(Excerpts from an interface dataset)
________________________________________
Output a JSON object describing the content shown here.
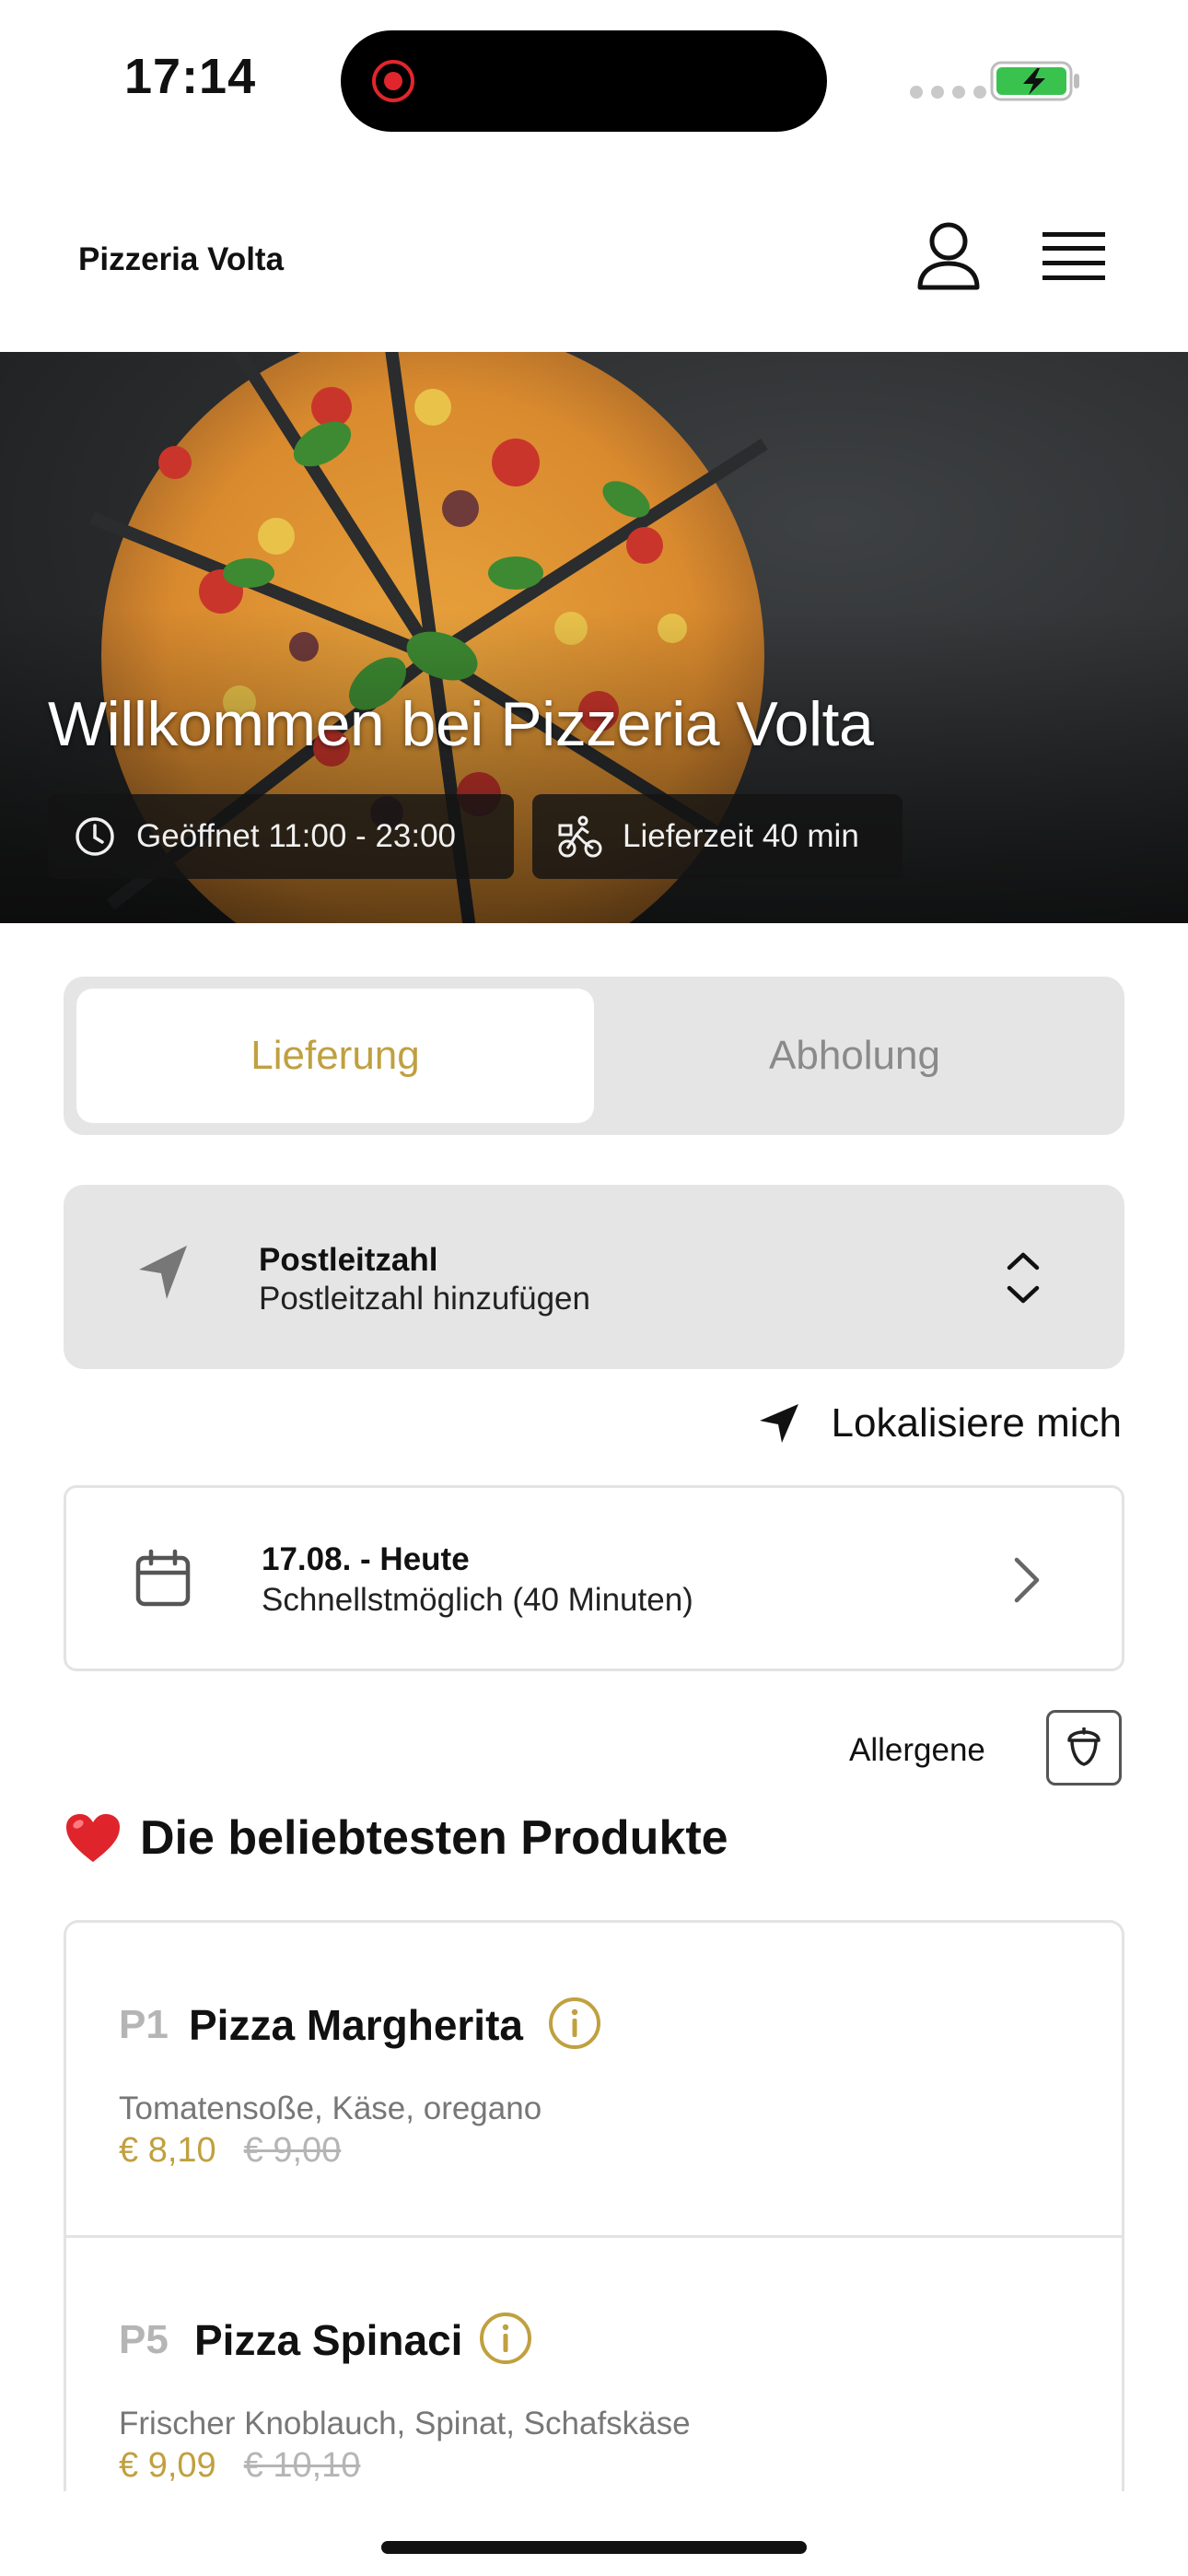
{
  "status_bar": {
    "time": "17:14"
  },
  "header": {
    "brand": "Pizzeria Volta",
    "user_icon": "user-icon",
    "menu_icon": "hamburger-menu-icon"
  },
  "hero": {
    "title": "Willkommen bei Pizzeria Volta",
    "opening_hours": "Geöffnet 11:00 - 23:00",
    "delivery_time": "Lieferzeit 40 min"
  },
  "mode_toggle": {
    "delivery": "Lieferung",
    "pickup": "Abholung",
    "selected": "Lieferung"
  },
  "postal_code": {
    "label": "Postleitzahl",
    "value": "Postleitzahl hinzufügen"
  },
  "locate": {
    "label": "Lokalisiere mich"
  },
  "date": {
    "label": "17.08. - Heute",
    "value": "Schnellstmöglich (40 Minuten)"
  },
  "allergens": {
    "label": "Allergene"
  },
  "section": {
    "title": "Die beliebtesten Produkte"
  },
  "products": [
    {
      "code": "P1",
      "name": "Pizza Margherita",
      "description": "Tomatensoße, Käse, oregano",
      "price": "€ 8,10",
      "old_price": "€ 9,00"
    },
    {
      "code": "P5",
      "name": "Pizza Spinaci",
      "description": "Frischer Knoblauch, Spinat, Schafskäse",
      "price": "€ 9,09",
      "old_price": "€ 10,10"
    }
  ],
  "colors": {
    "accent": "#c0a040",
    "panel": "#e5e5e5",
    "text": "#111111",
    "muted": "#8a8a8a"
  }
}
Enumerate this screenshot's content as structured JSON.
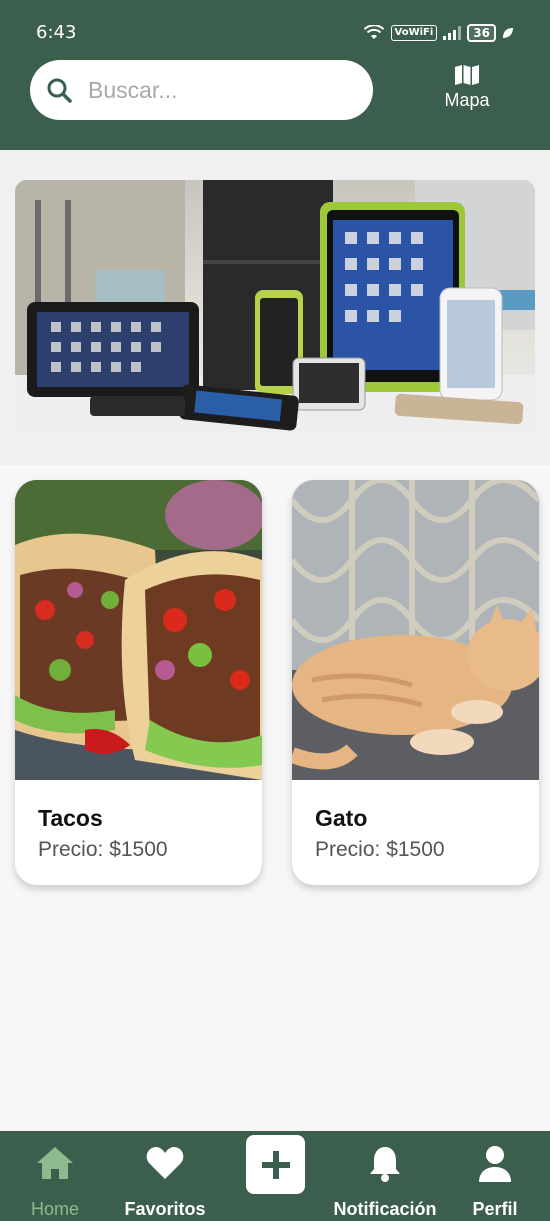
{
  "status_bar": {
    "time": "6:43",
    "network_badge": "VoWiFi",
    "battery": "36"
  },
  "header": {
    "search_placeholder": "Buscar...",
    "map_label": "Mapa"
  },
  "banner": {
    "icon": "devices-banner-image"
  },
  "products": [
    {
      "title": "Tacos",
      "price": "Precio: $1500",
      "image": "tacos-image"
    },
    {
      "title": "Gato",
      "price": "Precio: $1500",
      "image": "cat-image"
    }
  ],
  "bottom_nav": {
    "items": [
      {
        "label": "Home",
        "icon": "home-icon",
        "active": true
      },
      {
        "label": "Favoritos",
        "icon": "heart-icon"
      },
      {
        "label": "",
        "icon": "plus-icon"
      },
      {
        "label": "Notificación",
        "icon": "bell-icon"
      },
      {
        "label": "Perfil",
        "icon": "person-icon"
      }
    ]
  },
  "colors": {
    "primary": "#3b5e4d",
    "active_nav": "#8fb98f",
    "background": "#f7f7f7"
  }
}
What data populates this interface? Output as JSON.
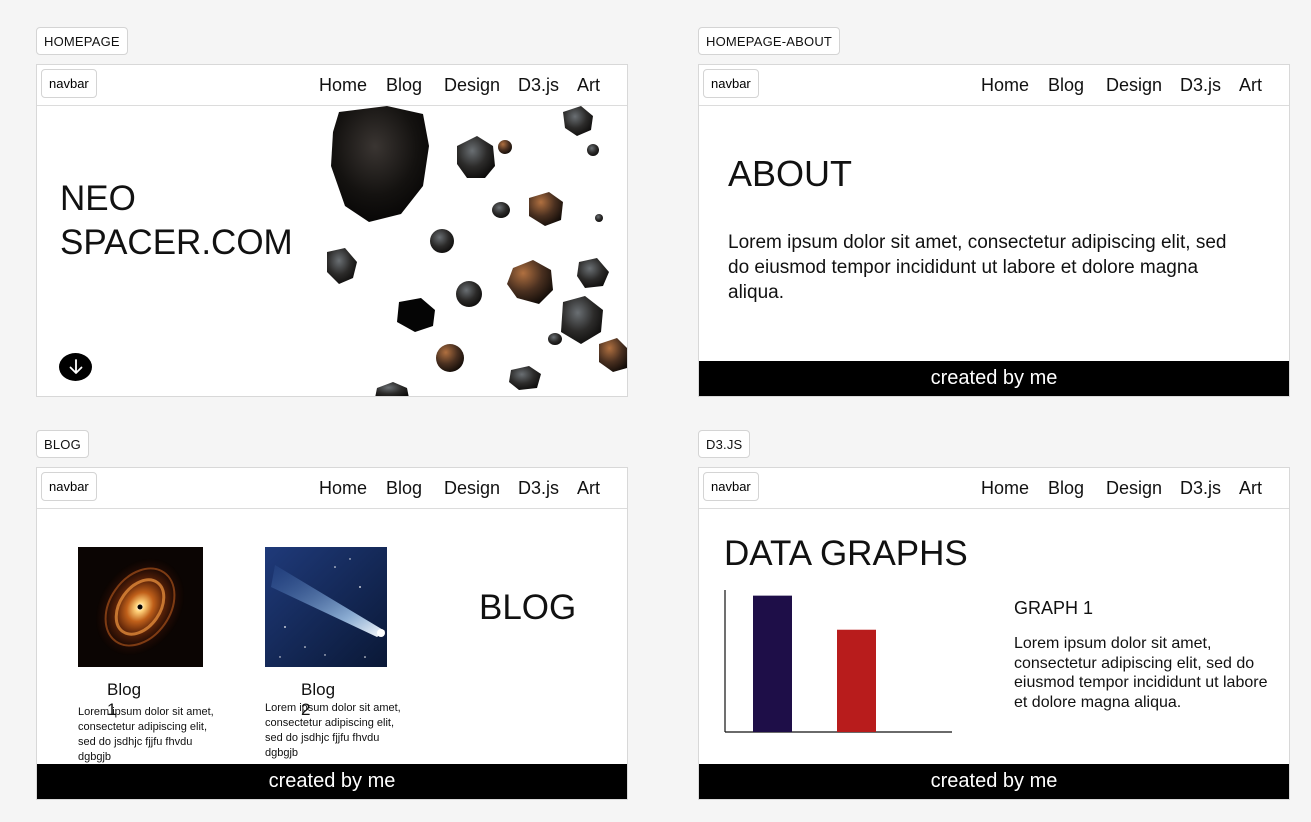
{
  "labels": {
    "homepage": "HOMEPAGE",
    "about": "HOMEPAGE-ABOUT",
    "blog": "BLOG",
    "d3": "D3.JS"
  },
  "navbar": {
    "chip": "navbar",
    "links": [
      "Home",
      "Blog",
      "Design",
      "D3.js",
      "Art"
    ]
  },
  "footer": {
    "text": "created by me"
  },
  "homepage": {
    "title_line1": "NEO",
    "title_line2": "SPACER.COM",
    "scroll_icon": "arrow-down-icon"
  },
  "about": {
    "title": "ABOUT",
    "body": "Lorem ipsum dolor sit amet, consectetur adipiscing elit, sed do eiusmod tempor incididunt ut labore et dolore magna aliqua."
  },
  "blog": {
    "title": "BLOG",
    "cards": [
      {
        "title": "Blog 1",
        "body": "Lorem ipsum dolor sit amet, consectetur adipiscing elit, sed do jsdhjc fjjfu fhvdu dgbgjb"
      },
      {
        "title": "Blog 2",
        "body": "Lorem ipsum dolor sit amet, consectetur adipiscing elit, sed do jsdhjc fjjfu fhvdu dgbgjb"
      }
    ]
  },
  "d3": {
    "title": "DATA GRAPHS",
    "graph_title": "GRAPH 1",
    "graph_body": "Lorem ipsum dolor sit amet, consectetur adipiscing elit, sed do eiusmod tempor incididunt ut labore et dolore magna aliqua.",
    "chart_data": {
      "type": "bar",
      "values": [
        100,
        75
      ],
      "ylim": [
        0,
        110
      ],
      "colors": [
        "#1e0e48",
        "#b81c1c"
      ]
    }
  }
}
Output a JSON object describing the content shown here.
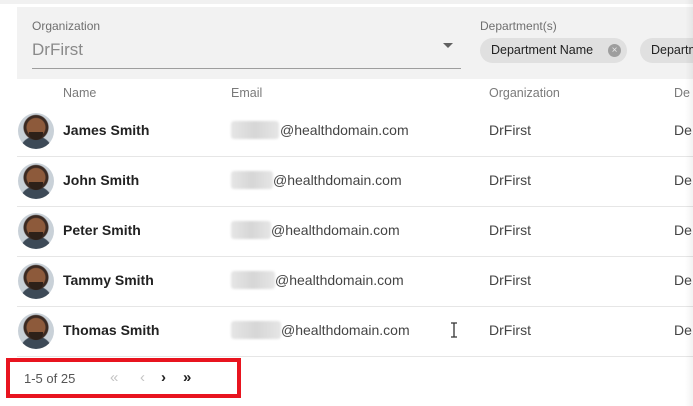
{
  "filters": {
    "organization": {
      "label": "Organization",
      "value": "DrFirst"
    },
    "departments": {
      "label": "Department(s)",
      "chips": [
        {
          "label": "Department Name",
          "remove_icon": "×"
        },
        {
          "label": "Departm"
        }
      ]
    }
  },
  "table": {
    "columns": [
      "Name",
      "Email",
      "Organization",
      "De"
    ],
    "rows": [
      {
        "name": "James Smith",
        "email_domain": "@healthdomain.com",
        "organization": "DrFirst",
        "department": "De"
      },
      {
        "name": "John Smith",
        "email_domain": "@healthdomain.com",
        "organization": "DrFirst",
        "department": "De"
      },
      {
        "name": "Peter Smith",
        "email_domain": "@healthdomain.com",
        "organization": "DrFirst",
        "department": "De"
      },
      {
        "name": "Tammy Smith",
        "email_domain": "@healthdomain.com",
        "organization": "DrFirst",
        "department": "De"
      },
      {
        "name": "Thomas Smith",
        "email_domain": "@healthdomain.com",
        "organization": "DrFirst",
        "department": "De"
      }
    ]
  },
  "pagination": {
    "range_text": "1-5 of 25",
    "first_icon": "«",
    "prev_icon": "‹",
    "next_icon": "›",
    "last_icon": "»"
  },
  "colors": {
    "highlight_border": "#e8141f",
    "filter_background": "#f2f2f2",
    "chip_background": "#e0e0e0"
  },
  "icons": [
    "dropdown-arrow-icon",
    "chip-remove-icon",
    "avatar",
    "text-cursor-icon",
    "first-page-icon",
    "previous-page-icon",
    "next-page-icon",
    "last-page-icon"
  ]
}
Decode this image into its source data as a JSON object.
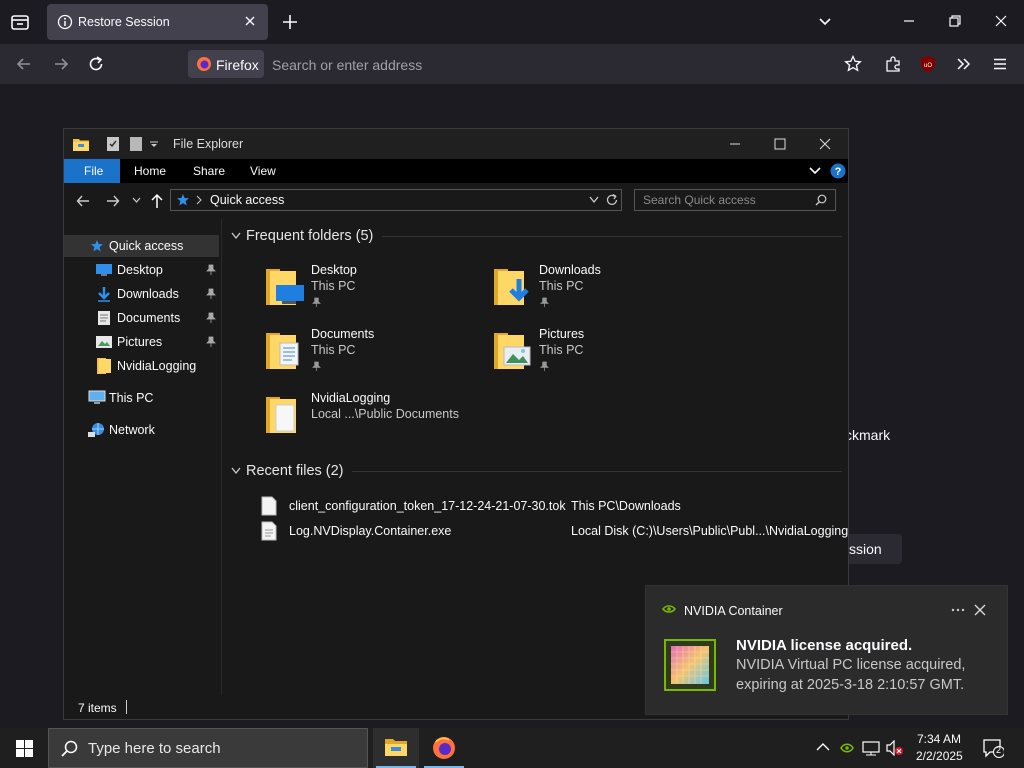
{
  "browser": {
    "tab_title": "Restore Session",
    "identity_label": "Firefox",
    "url_placeholder": "Search or enter address",
    "background_partial": {
      "checkmark_text": "ckmark",
      "button_text": "ssion"
    }
  },
  "explorer": {
    "title": "File Explorer",
    "ribbon_tabs": [
      "File",
      "Home",
      "Share",
      "View"
    ],
    "address": "Quick access",
    "search_placeholder": "Search Quick access",
    "sidebar": [
      {
        "label": "Quick access",
        "icon": "star-icon",
        "pinned": false
      },
      {
        "label": "Desktop",
        "icon": "desktop-folder-icon",
        "pinned": true
      },
      {
        "label": "Downloads",
        "icon": "downloads-icon",
        "pinned": true
      },
      {
        "label": "Documents",
        "icon": "documents-icon",
        "pinned": true
      },
      {
        "label": "Pictures",
        "icon": "pictures-icon",
        "pinned": true
      },
      {
        "label": "NvidiaLogging",
        "icon": "folder-icon",
        "pinned": false
      },
      {
        "label": "This PC",
        "icon": "this-pc-icon",
        "pinned": false
      },
      {
        "label": "Network",
        "icon": "network-icon",
        "pinned": false
      }
    ],
    "frequent_header": "Frequent folders (5)",
    "frequent": [
      {
        "name": "Desktop",
        "location": "This PC",
        "pinned": true
      },
      {
        "name": "Downloads",
        "location": "This PC",
        "pinned": true
      },
      {
        "name": "Documents",
        "location": "This PC",
        "pinned": true
      },
      {
        "name": "Pictures",
        "location": "This PC",
        "pinned": true
      },
      {
        "name": "NvidiaLogging",
        "location": "Local ...\\Public Documents",
        "pinned": false
      }
    ],
    "recent_header": "Recent files (2)",
    "recent": [
      {
        "name": "client_configuration_token_17-12-24-21-07-30.tok",
        "location": "This PC\\Downloads"
      },
      {
        "name": "Log.NVDisplay.Container.exe",
        "location": "Local Disk (C:)\\Users\\Public\\Publ...\\NvidiaLogging"
      }
    ],
    "status": "7 items"
  },
  "toast": {
    "app": "NVIDIA Container",
    "title": "NVIDIA license acquired.",
    "line1": "NVIDIA Virtual PC license acquired,",
    "line2": "expiring at 2025-3-18 2:10:57 GMT."
  },
  "taskbar": {
    "search_placeholder": "Type here to search",
    "time": "7:34 AM",
    "date": "2/2/2025",
    "notification_count": "2"
  },
  "colors": {
    "accent": "#0078d4",
    "nvidia_green": "#76b900",
    "firefox_bg": "#1c1b22"
  }
}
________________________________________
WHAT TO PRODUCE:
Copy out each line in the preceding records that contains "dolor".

OUTPUT:
    "body": "Lorem ipsum dolor sit amet, consectetur adipiscing elit, sed do eiusmod tempor incididunt ut labore et dolore magna aliqua."
        "body": "Lorem ipsum dolor sit amet, consectetur adipiscing elit, sed do jsdhjc fjjfu fhvdu dgbgjb"
        "body": "Lorem ipsum dolor sit amet, consectetur adipiscing elit, sed do jsdhjc fjjfu fhvdu dgbgjb"
    "graph_body": "Lorem ipsum dolor sit amet, consectetur adipiscing elit, sed do eiusmod tempor incididunt ut labore et dolore magna aliqua.",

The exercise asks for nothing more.